In the late 19th through the early 20th Century, Indiana produced more best-selling novelists than any state except for New York. Indiana has been fertile ground for writers of all genres. One theme running through much of this work from James Whitcomb Riley to Gene Porter Stratton to Ernie Pyle to Scott Russell Sanders, has been the importance of place in everyday life. My own work over the years has been produced in small rented spaces around Bloomington. I respect this creative legacy and it continues to inspire me. I do love to write. Over the years, I’ve filled up lots of notebooks in longhand.
The Hoosier School was a term used to describe this community of authors, poets, and songwriters who used life in Indiana as a lens to observe the American experience. They felt an awareness of the natural world and the integrity of the small town was essential to the quality of our lives going forward. This proved to be the antithesis of the consumer-driven, hyper-urbanized environment that has gradually come to dominate our culture. Books like Sister Carrie and The Magnificent Ambersons and songs like On The Banks Of The Wabash Far Away spoke of these looming dangers over a century ago, forecasting some inconvenient truths about the path we have taken since. I realize as an American, I have often benefited from traveling this path. I also occasionally mistrust the map I follow.

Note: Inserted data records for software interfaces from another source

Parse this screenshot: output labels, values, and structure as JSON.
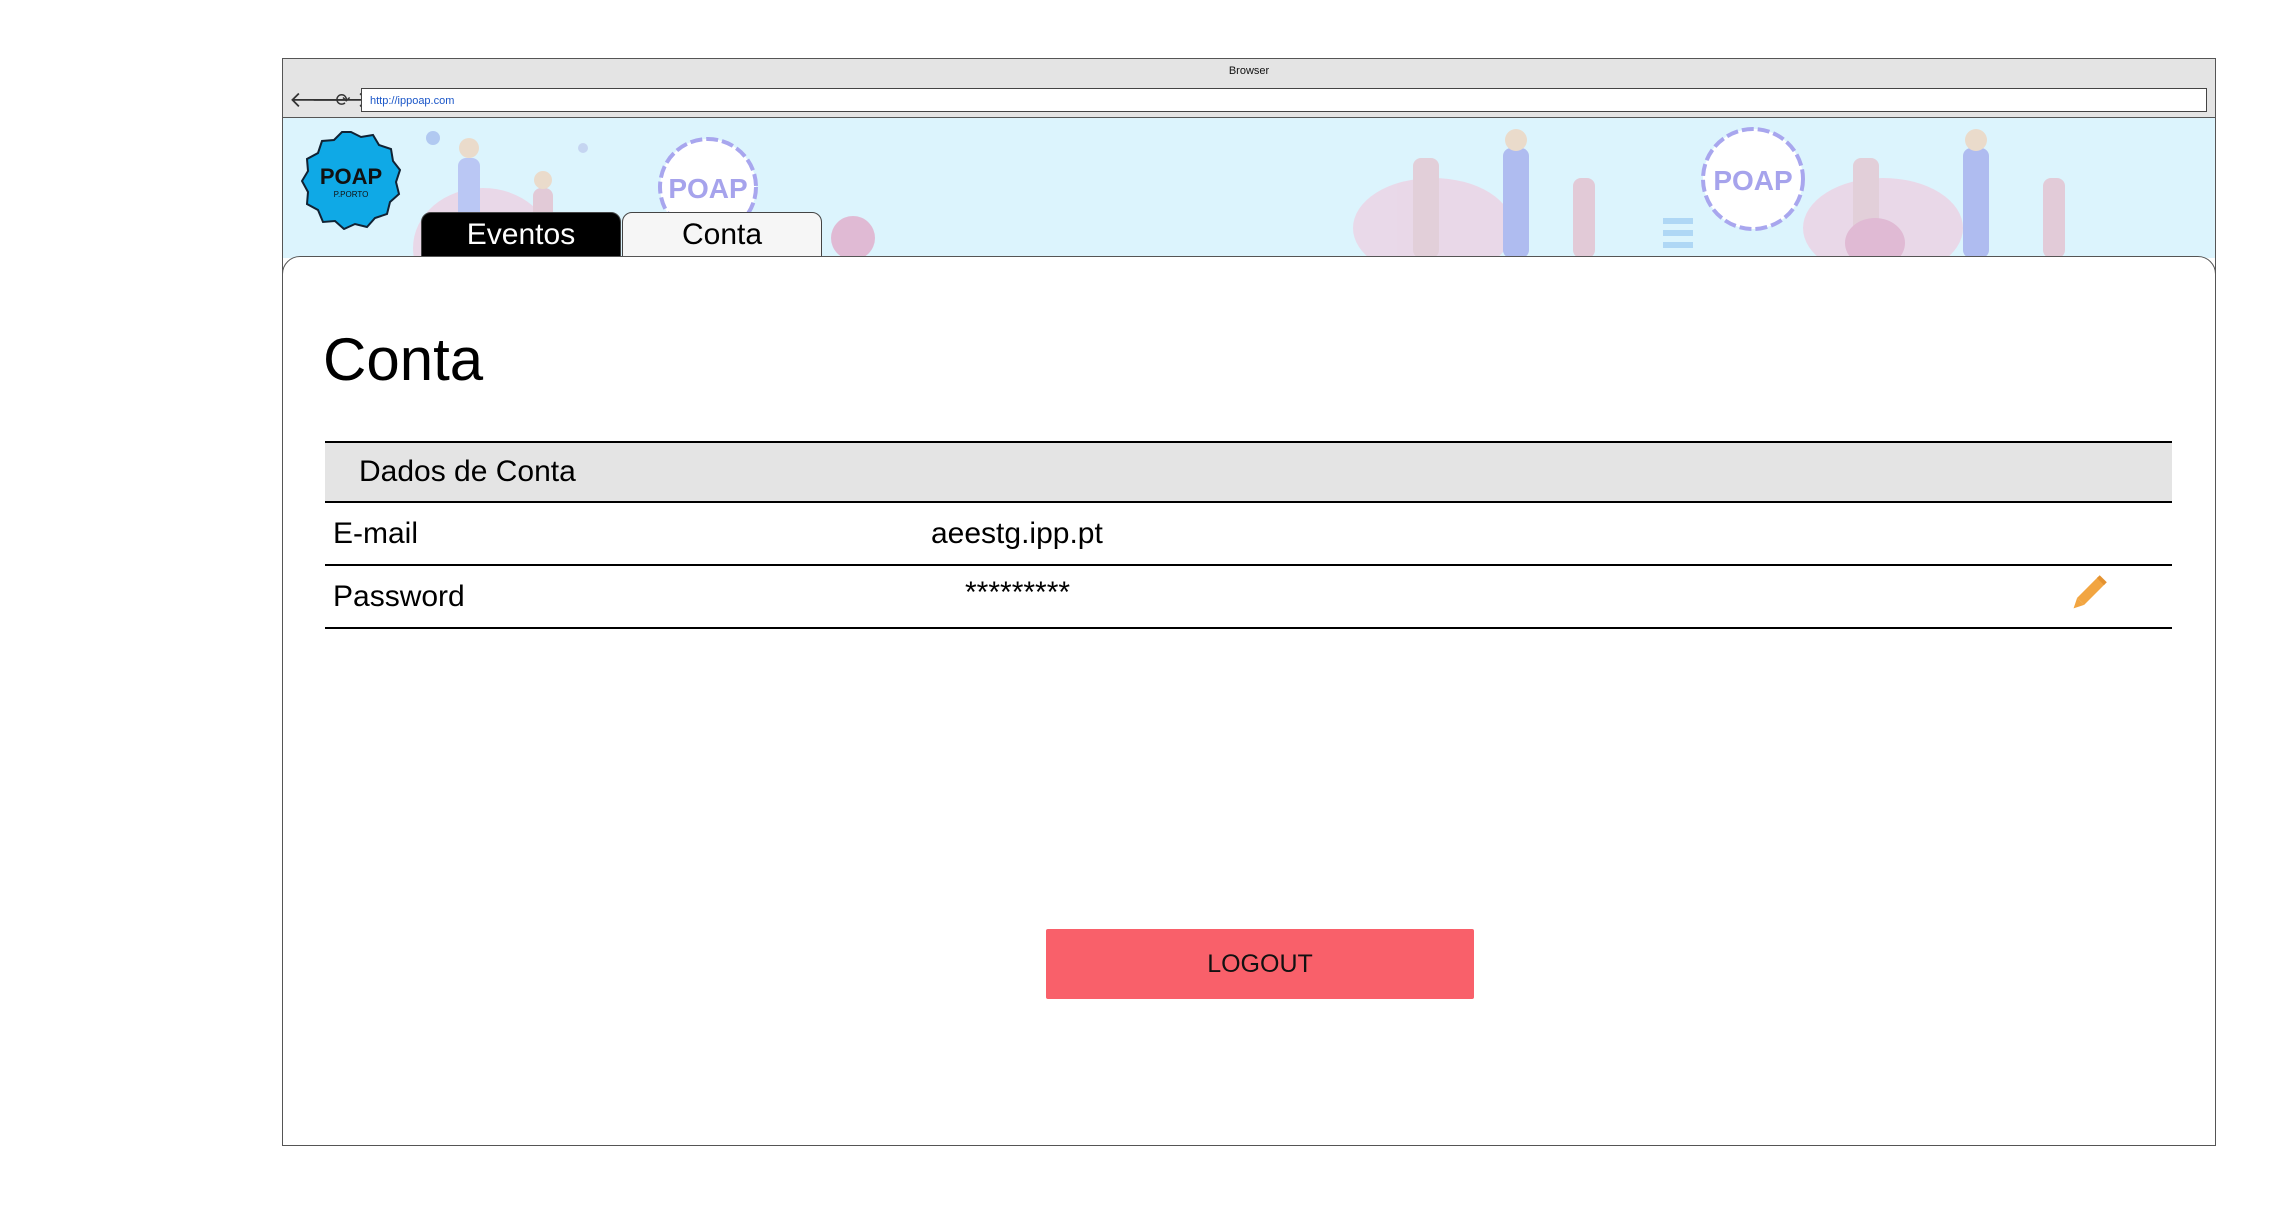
{
  "browser": {
    "title": "Browser",
    "url": "http://ippoap.com",
    "back_icon": "arrow-left-icon",
    "forward_icon": "arrow-right-icon",
    "reload_icon": "reload-icon"
  },
  "header": {
    "logo": {
      "text": "POAP",
      "subtext": "P.PORTO"
    },
    "banner_badge_text": "POAP",
    "tabs": [
      {
        "label": "Eventos",
        "active": true
      },
      {
        "label": "Conta",
        "active": false
      }
    ]
  },
  "main": {
    "title": "Conta",
    "account_table": {
      "header": "Dados de Conta",
      "rows": [
        {
          "label": "E-mail",
          "value": "aeestg.ipp.pt"
        },
        {
          "label": "Password",
          "value": "*********",
          "action_icon": "pencil-icon"
        }
      ]
    },
    "logout_label": "LOGOUT"
  },
  "colors": {
    "banner_bg": "#dcf4fd",
    "logo_bg": "#0fa9e6",
    "logout_bg": "#f9606a",
    "edit_icon": "#f2a541"
  }
}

The past tends to reward my curiosity because it is so often open to discovery and interpretation. Much of my writing is narrative, a constant theme being small but defining personal experiences. The songs, audio essays, and film scripts each average between two and four minutes. Apparently, this is a good time signature for me. One of the first storytellers to inspire me was Charles Schultz, who created the Peanuts comic strip. His dailies were always contained in four frames: see it, tell it, end it.
Across the range of what I do, I try to reflect the quiet presence of my old Pendleton barn coat: well-stitched, simple lines, big pockets. I hope in exploring tomroznowski.net, you’ll be encouraged to slip on some of my work and carry it back home with you.